Your objective:
Please repeat the records word for word and skip the pictures.
··· Supplied data
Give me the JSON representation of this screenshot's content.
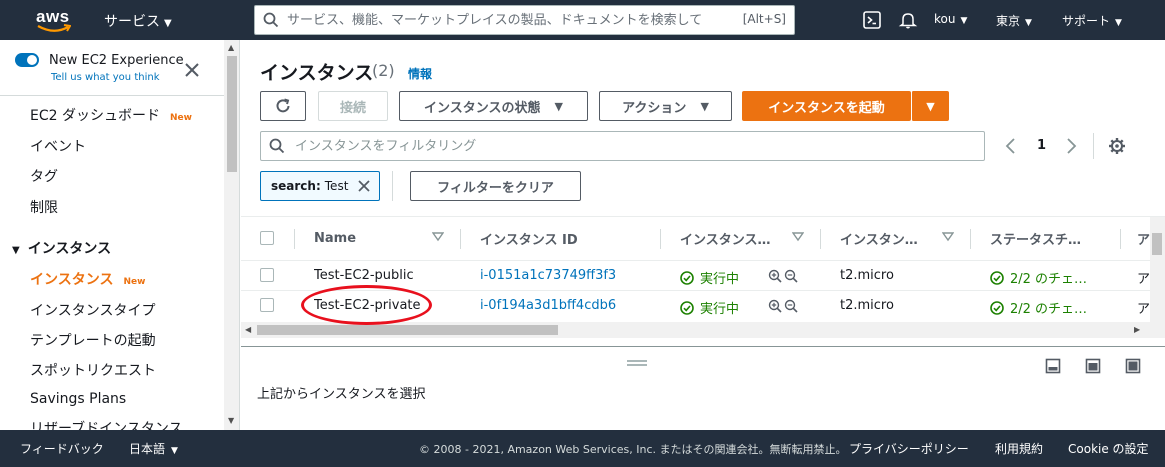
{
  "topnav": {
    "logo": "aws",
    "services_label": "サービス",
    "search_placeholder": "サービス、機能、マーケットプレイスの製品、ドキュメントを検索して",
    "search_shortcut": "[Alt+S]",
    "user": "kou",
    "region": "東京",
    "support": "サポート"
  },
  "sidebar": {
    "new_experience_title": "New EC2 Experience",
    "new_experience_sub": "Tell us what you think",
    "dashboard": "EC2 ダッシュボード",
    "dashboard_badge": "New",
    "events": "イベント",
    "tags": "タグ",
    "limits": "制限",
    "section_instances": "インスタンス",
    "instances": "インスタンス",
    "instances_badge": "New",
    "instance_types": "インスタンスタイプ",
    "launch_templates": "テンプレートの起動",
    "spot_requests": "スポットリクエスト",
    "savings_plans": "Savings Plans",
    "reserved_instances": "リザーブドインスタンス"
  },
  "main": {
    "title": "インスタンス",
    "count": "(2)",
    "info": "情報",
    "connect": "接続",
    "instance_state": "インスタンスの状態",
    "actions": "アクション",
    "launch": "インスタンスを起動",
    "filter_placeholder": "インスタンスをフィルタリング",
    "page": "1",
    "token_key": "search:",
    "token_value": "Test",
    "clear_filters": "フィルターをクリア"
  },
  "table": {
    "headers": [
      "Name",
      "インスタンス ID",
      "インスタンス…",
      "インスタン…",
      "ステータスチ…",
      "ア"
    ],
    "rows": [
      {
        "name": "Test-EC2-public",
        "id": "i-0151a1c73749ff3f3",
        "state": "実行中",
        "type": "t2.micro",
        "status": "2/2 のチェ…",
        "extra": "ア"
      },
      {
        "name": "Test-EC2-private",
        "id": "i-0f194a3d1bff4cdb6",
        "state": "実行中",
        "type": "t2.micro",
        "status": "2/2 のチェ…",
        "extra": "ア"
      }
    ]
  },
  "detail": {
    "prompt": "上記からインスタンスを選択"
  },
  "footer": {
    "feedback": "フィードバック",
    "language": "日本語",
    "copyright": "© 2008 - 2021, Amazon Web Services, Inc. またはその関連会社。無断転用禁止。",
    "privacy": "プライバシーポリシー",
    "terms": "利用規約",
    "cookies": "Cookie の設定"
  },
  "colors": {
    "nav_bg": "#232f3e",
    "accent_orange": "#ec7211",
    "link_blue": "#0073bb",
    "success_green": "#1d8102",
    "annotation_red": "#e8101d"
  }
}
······
Your response:
Give me the JSON representation of this screenshot's content.
{
  "topnav": {
    "logo": "aws",
    "services_label": "サービス",
    "search_placeholder": "サービス、機能、マーケットプレイスの製品、ドキュメントを検索して",
    "search_shortcut": "[Alt+S]",
    "user": "kou",
    "region": "東京",
    "support": "サポート"
  },
  "sidebar": {
    "new_experience_title": "New EC2 Experience",
    "new_experience_sub": "Tell us what you think",
    "dashboard": "EC2 ダッシュボード",
    "dashboard_badge": "New",
    "events": "イベント",
    "tags": "タグ",
    "limits": "制限",
    "section_instances": "インスタンス",
    "instances": "インスタンス",
    "instances_badge": "New",
    "instance_types": "インスタンスタイプ",
    "launch_templates": "テンプレートの起動",
    "spot_requests": "スポットリクエスト",
    "savings_plans": "Savings Plans",
    "reserved_instances": "リザーブドインスタンス"
  },
  "main": {
    "title": "インスタンス",
    "count": "(2)",
    "info": "情報",
    "connect": "接続",
    "instance_state": "インスタンスの状態",
    "actions": "アクション",
    "launch": "インスタンスを起動",
    "filter_placeholder": "インスタンスをフィルタリング",
    "page": "1",
    "token_key": "search:",
    "token_value": "Test",
    "clear_filters": "フィルターをクリア"
  },
  "table": {
    "headers": [
      "Name",
      "インスタンス ID",
      "インスタンス…",
      "インスタン…",
      "ステータスチ…",
      "ア"
    ],
    "rows": [
      {
        "name": "Test-EC2-public",
        "id": "i-0151a1c73749ff3f3",
        "state": "実行中",
        "type": "t2.micro",
        "status": "2/2 のチェ…",
        "extra": "ア"
      },
      {
        "name": "Test-EC2-private",
        "id": "i-0f194a3d1bff4cdb6",
        "state": "実行中",
        "type": "t2.micro",
        "status": "2/2 のチェ…",
        "extra": "ア"
      }
    ]
  },
  "detail": {
    "prompt": "上記からインスタンスを選択"
  },
  "footer": {
    "feedback": "フィードバック",
    "language": "日本語",
    "copyright": "© 2008 - 2021, Amazon Web Services, Inc. またはその関連会社。無断転用禁止。",
    "privacy": "プライバシーポリシー",
    "terms": "利用規約",
    "cookies": "Cookie の設定"
  },
  "colors": {
    "nav_bg": "#232f3e",
    "accent_orange": "#ec7211",
    "link_blue": "#0073bb",
    "success_green": "#1d8102",
    "annotation_red": "#e8101d"
  }
}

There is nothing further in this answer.